→ **Aim of the task**: Scan the records and identify every line in which the string "value" occurs, then return those lines.

→ **Provided data**:
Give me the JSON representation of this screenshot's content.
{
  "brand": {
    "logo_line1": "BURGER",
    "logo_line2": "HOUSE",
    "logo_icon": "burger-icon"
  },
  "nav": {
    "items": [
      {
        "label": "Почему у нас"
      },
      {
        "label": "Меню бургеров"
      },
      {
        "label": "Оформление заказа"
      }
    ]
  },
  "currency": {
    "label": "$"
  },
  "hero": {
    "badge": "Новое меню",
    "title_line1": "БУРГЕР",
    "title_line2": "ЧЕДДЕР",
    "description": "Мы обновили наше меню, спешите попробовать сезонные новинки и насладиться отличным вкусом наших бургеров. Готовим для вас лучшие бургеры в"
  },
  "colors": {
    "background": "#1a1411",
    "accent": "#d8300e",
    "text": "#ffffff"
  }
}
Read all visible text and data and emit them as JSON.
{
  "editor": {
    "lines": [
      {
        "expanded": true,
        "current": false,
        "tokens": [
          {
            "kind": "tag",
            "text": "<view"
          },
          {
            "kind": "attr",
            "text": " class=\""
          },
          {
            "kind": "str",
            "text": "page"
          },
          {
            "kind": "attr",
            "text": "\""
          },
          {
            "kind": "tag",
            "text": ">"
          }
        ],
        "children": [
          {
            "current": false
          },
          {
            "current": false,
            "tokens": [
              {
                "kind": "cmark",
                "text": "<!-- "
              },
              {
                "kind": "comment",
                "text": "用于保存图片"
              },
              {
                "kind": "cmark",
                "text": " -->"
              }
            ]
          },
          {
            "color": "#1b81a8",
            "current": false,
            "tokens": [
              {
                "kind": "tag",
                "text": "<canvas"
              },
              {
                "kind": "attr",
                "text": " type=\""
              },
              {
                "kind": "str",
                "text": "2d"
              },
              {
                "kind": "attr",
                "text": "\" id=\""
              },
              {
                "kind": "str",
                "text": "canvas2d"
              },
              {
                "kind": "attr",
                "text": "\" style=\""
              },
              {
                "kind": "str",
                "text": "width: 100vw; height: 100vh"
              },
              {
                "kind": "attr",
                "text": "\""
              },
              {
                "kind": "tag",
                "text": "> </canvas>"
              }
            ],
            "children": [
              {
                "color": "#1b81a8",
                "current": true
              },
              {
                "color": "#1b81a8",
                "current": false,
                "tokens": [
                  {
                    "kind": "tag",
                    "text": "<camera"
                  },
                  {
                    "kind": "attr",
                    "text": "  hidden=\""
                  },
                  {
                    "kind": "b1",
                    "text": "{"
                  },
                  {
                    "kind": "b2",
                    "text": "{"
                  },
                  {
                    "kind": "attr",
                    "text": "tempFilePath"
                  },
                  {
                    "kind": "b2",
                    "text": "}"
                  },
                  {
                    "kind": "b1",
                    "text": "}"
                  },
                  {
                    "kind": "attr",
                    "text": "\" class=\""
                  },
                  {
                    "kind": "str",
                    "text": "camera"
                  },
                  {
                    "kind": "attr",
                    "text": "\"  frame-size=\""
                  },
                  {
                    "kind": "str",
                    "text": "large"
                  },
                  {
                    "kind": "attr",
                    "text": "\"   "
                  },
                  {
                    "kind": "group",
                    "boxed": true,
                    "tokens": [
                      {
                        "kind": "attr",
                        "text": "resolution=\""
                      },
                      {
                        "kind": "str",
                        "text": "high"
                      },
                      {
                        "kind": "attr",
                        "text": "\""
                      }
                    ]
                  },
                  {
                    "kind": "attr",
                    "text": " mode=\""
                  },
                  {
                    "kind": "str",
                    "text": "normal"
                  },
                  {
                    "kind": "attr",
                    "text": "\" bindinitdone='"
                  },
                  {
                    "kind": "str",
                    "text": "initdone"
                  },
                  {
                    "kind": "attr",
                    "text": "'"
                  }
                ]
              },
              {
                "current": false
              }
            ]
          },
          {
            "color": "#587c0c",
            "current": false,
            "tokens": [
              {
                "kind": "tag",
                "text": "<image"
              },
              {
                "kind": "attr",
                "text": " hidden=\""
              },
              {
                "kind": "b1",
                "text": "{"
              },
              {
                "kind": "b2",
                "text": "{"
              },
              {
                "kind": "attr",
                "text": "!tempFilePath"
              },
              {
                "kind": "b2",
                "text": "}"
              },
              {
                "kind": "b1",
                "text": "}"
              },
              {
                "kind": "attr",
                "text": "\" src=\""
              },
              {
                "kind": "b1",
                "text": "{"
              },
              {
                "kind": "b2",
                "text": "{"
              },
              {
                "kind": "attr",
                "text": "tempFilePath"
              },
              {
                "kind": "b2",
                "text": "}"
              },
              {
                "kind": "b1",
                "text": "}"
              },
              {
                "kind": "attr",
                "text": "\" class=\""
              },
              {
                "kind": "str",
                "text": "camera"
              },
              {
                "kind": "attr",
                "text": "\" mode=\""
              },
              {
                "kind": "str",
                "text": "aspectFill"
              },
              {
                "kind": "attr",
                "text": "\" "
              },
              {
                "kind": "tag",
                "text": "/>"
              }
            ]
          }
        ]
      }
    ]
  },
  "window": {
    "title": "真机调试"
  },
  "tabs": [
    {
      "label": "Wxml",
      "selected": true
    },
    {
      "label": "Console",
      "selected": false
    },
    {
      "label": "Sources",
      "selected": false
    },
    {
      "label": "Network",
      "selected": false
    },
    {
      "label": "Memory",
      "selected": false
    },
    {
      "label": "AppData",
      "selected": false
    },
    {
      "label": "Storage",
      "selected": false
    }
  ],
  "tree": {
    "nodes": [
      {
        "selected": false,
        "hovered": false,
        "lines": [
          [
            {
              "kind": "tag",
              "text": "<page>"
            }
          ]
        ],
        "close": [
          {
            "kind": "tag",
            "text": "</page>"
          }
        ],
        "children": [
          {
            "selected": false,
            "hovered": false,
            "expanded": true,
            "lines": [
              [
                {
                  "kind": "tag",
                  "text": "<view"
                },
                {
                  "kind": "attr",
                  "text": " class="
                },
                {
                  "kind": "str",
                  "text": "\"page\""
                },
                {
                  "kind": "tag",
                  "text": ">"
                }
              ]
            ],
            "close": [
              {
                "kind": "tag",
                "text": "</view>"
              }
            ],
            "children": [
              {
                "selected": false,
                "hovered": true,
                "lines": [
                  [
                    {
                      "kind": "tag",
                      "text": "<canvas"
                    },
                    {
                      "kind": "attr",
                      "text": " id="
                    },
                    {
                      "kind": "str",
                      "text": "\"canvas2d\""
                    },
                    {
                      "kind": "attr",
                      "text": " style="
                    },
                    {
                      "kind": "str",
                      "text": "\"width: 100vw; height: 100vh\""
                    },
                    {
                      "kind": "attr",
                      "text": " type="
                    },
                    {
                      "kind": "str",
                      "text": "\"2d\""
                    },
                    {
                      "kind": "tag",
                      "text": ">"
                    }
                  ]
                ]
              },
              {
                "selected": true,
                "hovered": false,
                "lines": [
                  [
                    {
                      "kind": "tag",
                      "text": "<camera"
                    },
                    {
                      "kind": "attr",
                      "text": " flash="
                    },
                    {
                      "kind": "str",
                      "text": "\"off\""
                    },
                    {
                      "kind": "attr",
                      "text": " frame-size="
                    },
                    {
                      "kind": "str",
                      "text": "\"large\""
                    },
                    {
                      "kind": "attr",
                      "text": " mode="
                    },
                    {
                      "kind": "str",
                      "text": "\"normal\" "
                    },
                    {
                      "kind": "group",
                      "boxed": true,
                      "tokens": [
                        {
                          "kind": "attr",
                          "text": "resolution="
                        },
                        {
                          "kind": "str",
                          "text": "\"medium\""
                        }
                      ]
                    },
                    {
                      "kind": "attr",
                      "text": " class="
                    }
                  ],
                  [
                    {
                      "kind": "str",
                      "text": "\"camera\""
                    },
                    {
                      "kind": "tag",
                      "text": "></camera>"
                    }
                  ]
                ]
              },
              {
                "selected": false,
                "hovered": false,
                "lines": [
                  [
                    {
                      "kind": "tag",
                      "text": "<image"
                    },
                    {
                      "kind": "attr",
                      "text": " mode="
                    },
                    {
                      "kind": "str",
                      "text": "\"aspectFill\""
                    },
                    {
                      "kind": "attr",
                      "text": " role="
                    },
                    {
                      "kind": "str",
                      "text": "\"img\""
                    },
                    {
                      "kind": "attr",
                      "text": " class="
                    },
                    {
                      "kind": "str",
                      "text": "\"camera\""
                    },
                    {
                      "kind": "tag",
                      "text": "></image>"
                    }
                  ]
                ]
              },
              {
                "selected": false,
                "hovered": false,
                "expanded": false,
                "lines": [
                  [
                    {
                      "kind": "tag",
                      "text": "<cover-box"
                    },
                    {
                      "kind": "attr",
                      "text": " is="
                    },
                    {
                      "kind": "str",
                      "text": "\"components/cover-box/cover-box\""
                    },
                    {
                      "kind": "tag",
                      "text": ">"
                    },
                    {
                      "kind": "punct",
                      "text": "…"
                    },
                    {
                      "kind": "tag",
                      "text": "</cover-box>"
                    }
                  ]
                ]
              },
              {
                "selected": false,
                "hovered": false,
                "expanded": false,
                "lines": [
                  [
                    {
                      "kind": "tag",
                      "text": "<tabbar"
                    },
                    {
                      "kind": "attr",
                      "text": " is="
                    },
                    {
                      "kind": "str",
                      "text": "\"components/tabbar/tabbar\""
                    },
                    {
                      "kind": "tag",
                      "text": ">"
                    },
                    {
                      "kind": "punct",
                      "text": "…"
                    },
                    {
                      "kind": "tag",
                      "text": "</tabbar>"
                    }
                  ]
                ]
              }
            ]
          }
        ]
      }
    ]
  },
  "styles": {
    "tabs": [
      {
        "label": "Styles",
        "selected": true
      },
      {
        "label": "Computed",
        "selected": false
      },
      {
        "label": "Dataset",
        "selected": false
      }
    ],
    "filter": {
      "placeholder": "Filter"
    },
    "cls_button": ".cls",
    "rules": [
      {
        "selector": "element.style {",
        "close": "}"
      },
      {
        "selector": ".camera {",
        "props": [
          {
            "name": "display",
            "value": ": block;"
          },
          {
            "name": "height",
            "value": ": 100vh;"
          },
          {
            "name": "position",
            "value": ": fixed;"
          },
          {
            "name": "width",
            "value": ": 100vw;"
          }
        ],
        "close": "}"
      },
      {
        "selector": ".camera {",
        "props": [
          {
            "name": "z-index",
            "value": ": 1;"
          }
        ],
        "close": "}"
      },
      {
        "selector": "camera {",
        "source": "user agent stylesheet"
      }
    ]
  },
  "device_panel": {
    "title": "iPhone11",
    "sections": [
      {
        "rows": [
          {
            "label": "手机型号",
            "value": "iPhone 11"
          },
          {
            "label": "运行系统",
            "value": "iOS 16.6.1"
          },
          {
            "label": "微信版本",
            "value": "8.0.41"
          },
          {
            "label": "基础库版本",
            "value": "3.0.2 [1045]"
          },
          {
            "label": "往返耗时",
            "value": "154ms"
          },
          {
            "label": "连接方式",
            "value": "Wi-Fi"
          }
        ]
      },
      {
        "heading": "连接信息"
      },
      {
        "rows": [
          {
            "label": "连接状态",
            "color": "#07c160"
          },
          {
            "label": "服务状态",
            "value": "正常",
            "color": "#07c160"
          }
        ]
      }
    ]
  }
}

→ **Result**:
            "value": ": block;"
            "value": ": 100vh;"
            "value": ": fixed;"
            "value": ": 100vw;"
            "value": ": 1;"
            "value": "iPhone 11"
            "value": "iOS 16.6.1"
            "value": "8.0.41"
            "value": "3.0.2 [1045]"
            "value": "154ms"
            "value": "Wi-Fi"
            "value": "正常",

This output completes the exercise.